[Component data from apps and pages]
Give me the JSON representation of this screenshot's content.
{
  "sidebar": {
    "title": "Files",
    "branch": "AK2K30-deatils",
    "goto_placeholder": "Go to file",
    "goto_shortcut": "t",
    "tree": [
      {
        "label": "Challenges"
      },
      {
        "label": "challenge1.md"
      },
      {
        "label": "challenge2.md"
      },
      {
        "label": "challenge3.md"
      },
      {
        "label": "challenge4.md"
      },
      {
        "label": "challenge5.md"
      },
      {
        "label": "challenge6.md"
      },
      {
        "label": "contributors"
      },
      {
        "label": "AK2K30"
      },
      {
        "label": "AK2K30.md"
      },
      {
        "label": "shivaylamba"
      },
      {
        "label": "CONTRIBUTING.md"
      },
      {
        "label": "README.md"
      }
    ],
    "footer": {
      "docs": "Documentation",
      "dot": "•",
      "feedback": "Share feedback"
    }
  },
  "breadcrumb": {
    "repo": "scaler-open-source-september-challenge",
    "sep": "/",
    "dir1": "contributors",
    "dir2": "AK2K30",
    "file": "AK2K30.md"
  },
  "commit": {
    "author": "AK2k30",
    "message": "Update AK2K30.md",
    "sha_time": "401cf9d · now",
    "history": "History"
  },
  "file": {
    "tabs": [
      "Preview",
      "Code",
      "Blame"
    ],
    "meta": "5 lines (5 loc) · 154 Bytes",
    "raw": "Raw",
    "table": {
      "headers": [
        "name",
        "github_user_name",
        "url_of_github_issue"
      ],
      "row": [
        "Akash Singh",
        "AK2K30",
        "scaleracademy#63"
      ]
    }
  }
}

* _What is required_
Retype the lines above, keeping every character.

* _Written solution_
Give me the JSON representation of this screenshot's content.
{
  "sidebar": {
    "title": "Files",
    "branch": "AK2K30-deatils",
    "goto_placeholder": "Go to file",
    "goto_shortcut": "t",
    "tree": [
      {
        "label": "Challenges"
      },
      {
        "label": "challenge1.md"
      },
      {
        "label": "challenge2.md"
      },
      {
        "label": "challenge3.md"
      },
      {
        "label": "challenge4.md"
      },
      {
        "label": "challenge5.md"
      },
      {
        "label": "challenge6.md"
      },
      {
        "label": "contributors"
      },
      {
        "label": "AK2K30"
      },
      {
        "label": "AK2K30.md"
      },
      {
        "label": "shivaylamba"
      },
      {
        "label": "CONTRIBUTING.md"
      },
      {
        "label": "README.md"
      }
    ],
    "footer": {
      "docs": "Documentation",
      "dot": "•",
      "feedback": "Share feedback"
    }
  },
  "breadcrumb": {
    "repo": "scaler-open-source-september-challenge",
    "sep": "/",
    "dir1": "contributors",
    "dir2": "AK2K30",
    "file": "AK2K30.md"
  },
  "commit": {
    "author": "AK2k30",
    "message": "Update AK2K30.md",
    "sha_time": "401cf9d · now",
    "history": "History"
  },
  "file": {
    "tabs": [
      "Preview",
      "Code",
      "Blame"
    ],
    "meta": "5 lines (5 loc) · 154 Bytes",
    "raw": "Raw",
    "table": {
      "headers": [
        "name",
        "github_user_name",
        "url_of_github_issue"
      ],
      "row": [
        "Akash Singh",
        "AK2K30",
        "scaleracademy#63"
      ]
    }
  }
}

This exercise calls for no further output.